* WORK ORDER:
Each entry should be written out once more, exactly as given below.

(Stored records)
◆ ◆ ◆ ◆ ◆
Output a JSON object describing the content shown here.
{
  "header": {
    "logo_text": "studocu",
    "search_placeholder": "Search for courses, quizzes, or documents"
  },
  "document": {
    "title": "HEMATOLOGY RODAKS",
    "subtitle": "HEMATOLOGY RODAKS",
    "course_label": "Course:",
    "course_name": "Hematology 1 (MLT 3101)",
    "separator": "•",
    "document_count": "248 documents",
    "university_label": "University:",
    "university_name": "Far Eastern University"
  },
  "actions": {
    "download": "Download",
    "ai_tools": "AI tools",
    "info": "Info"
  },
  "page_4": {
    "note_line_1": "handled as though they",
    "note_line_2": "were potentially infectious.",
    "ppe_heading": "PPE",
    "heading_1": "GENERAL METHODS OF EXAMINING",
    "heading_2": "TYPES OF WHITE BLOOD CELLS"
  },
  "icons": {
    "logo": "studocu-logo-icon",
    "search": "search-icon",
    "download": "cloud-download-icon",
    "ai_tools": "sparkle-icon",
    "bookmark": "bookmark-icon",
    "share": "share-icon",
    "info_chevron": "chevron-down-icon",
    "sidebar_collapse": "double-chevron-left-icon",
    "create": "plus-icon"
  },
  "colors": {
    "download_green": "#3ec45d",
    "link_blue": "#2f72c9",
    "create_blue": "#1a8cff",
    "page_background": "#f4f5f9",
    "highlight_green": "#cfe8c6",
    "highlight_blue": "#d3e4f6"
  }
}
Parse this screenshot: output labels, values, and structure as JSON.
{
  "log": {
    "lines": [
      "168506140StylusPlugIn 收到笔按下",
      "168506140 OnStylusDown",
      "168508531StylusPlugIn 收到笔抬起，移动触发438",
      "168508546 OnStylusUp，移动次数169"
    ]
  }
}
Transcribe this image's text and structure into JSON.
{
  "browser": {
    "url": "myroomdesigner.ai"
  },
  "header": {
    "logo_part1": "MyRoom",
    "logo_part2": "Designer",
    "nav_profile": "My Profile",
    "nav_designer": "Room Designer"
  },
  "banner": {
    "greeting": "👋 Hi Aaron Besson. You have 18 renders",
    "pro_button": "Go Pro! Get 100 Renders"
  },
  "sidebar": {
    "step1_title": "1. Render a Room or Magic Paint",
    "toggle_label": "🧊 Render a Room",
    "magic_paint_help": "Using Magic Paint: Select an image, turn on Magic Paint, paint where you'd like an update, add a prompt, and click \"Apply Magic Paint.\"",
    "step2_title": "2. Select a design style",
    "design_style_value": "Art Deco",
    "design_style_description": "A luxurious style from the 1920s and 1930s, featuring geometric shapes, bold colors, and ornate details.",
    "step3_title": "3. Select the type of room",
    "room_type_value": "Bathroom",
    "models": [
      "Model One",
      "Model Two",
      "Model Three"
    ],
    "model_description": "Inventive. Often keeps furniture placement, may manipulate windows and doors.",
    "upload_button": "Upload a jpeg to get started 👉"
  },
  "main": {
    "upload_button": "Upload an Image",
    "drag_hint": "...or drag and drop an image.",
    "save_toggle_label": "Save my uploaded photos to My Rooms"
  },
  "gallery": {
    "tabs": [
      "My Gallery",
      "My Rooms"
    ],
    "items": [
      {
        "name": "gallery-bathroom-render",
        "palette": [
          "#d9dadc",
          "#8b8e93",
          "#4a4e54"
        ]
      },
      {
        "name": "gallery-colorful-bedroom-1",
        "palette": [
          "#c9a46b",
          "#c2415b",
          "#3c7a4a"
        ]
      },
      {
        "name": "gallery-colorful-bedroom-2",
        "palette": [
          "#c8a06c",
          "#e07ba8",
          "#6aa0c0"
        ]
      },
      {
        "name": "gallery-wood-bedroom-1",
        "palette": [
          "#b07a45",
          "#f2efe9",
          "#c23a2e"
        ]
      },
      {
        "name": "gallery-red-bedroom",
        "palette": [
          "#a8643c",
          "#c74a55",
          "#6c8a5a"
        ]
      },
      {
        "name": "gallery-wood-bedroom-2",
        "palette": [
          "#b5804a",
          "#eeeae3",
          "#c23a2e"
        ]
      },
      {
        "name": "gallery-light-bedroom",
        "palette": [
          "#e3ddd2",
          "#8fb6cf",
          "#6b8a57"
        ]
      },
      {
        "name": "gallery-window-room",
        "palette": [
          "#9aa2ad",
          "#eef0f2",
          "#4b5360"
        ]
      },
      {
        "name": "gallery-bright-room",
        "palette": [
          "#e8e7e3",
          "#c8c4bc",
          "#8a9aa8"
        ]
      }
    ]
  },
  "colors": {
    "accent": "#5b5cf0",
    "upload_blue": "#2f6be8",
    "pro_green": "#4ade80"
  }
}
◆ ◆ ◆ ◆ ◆
* ANSWER SECTION:
Output a JSON object describing the content shown here.
{
  "header": {
    "logo_text": "studocu",
    "search_placeholder": "Search for courses, quizzes, or documents"
  },
  "document": {
    "title": "HEMATOLOGY RODAKS",
    "subtitle": "HEMATOLOGY RODAKS",
    "course_label": "Course:",
    "course_name": "Hematology 1 (MLT 3101)",
    "separator": "•",
    "document_count": "248 documents",
    "university_label": "University:",
    "university_name": "Far Eastern University"
  },
  "actions": {
    "download": "Download",
    "ai_tools": "AI tools",
    "info": "Info"
  },
  "page_4": {
    "note_line_1": "handled as though they",
    "note_line_2": "were potentially infectious.",
    "ppe_heading": "PPE",
    "heading_1": "GENERAL METHODS OF EXAMINING",
    "heading_2": "TYPES OF WHITE BLOOD CELLS"
  },
  "icons": {
    "logo": "studocu-logo-icon",
    "search": "search-icon",
    "download": "cloud-download-icon",
    "ai_tools": "sparkle-icon",
    "bookmark": "bookmark-icon",
    "share": "share-icon",
    "info_chevron": "chevron-down-icon",
    "sidebar_collapse": "double-chevron-left-icon",
    "create": "plus-icon"
  },
  "colors": {
    "download_green": "#3ec45d",
    "link_blue": "#2f72c9",
    "create_blue": "#1a8cff",
    "page_background": "#f4f5f9",
    "highlight_green": "#cfe8c6",
    "highlight_blue": "#d3e4f6"
  }
}
Parse this screenshot: output labels, values, and structure as JSON.
{
  "log": {
    "lines": [
      "168506140StylusPlugIn 收到笔按下",
      "168506140 OnStylusDown",
      "168508531StylusPlugIn 收到笔抬起，移动触发438",
      "168508546 OnStylusUp，移动次数169"
    ]
  }
}
Transcribe this image's text and structure into JSON.
{
  "browser": {
    "url": "myroomdesigner.ai"
  },
  "header": {
    "logo_part1": "MyRoom",
    "logo_part2": "Designer",
    "nav_profile": "My Profile",
    "nav_designer": "Room Designer"
  },
  "banner": {
    "greeting": "👋 Hi Aaron Besson. You have 18 renders",
    "pro_button": "Go Pro! Get 100 Renders"
  },
  "sidebar": {
    "step1_title": "1. Render a Room or Magic Paint",
    "toggle_label": "🧊 Render a Room",
    "magic_paint_help": "Using Magic Paint: Select an image, turn on Magic Paint, paint where you'd like an update, add a prompt, and click \"Apply Magic Paint.\"",
    "step2_title": "2. Select a design style",
    "design_style_value": "Art Deco",
    "design_style_description": "A luxurious style from the 1920s and 1930s, featuring geometric shapes, bold colors, and ornate details.",
    "step3_title": "3. Select the type of room",
    "room_type_value": "Bathroom",
    "models": [
      "Model One",
      "Model Two",
      "Model Three"
    ],
    "model_description": "Inventive. Often keeps furniture placement, may manipulate windows and doors.",
    "upload_button": "Upload a jpeg to get started 👉"
  },
  "main": {
    "upload_button": "Upload an Image",
    "drag_hint": "...or drag and drop an image.",
    "save_toggle_label": "Save my uploaded photos to My Rooms"
  },
  "gallery": {
    "tabs": [
      "My Gallery",
      "My Rooms"
    ],
    "items": [
      {
        "name": "gallery-bathroom-render",
        "palette": [
          "#d9dadc",
          "#8b8e93",
          "#4a4e54"
        ]
      },
      {
        "name": "gallery-colorful-bedroom-1",
        "palette": [
          "#c9a46b",
          "#c2415b",
          "#3c7a4a"
        ]
      },
      {
        "name": "gallery-colorful-bedroom-2",
        "palette": [
          "#c8a06c",
          "#e07ba8",
          "#6aa0c0"
        ]
      },
      {
        "name": "gallery-wood-bedroom-1",
        "palette": [
          "#b07a45",
          "#f2efe9",
          "#c23a2e"
        ]
      },
      {
        "name": "gallery-red-bedroom",
        "palette": [
          "#a8643c",
          "#c74a55",
          "#6c8a5a"
        ]
      },
      {
        "name": "gallery-wood-bedroom-2",
        "palette": [
          "#b5804a",
          "#eeeae3",
          "#c23a2e"
        ]
      },
      {
        "name": "gallery-light-bedroom",
        "palette": [
          "#e3ddd2",
          "#8fb6cf",
          "#6b8a57"
        ]
      },
      {
        "name": "gallery-window-room",
        "palette": [
          "#9aa2ad",
          "#eef0f2",
          "#4b5360"
        ]
      },
      {
        "name": "gallery-bright-room",
        "palette": [
          "#e8e7e3",
          "#c8c4bc",
          "#8a9aa8"
        ]
      }
    ]
  },
  "colors": {
    "accent": "#5b5cf0",
    "upload_blue": "#2f6be8",
    "pro_green": "#4ade80"
  }
}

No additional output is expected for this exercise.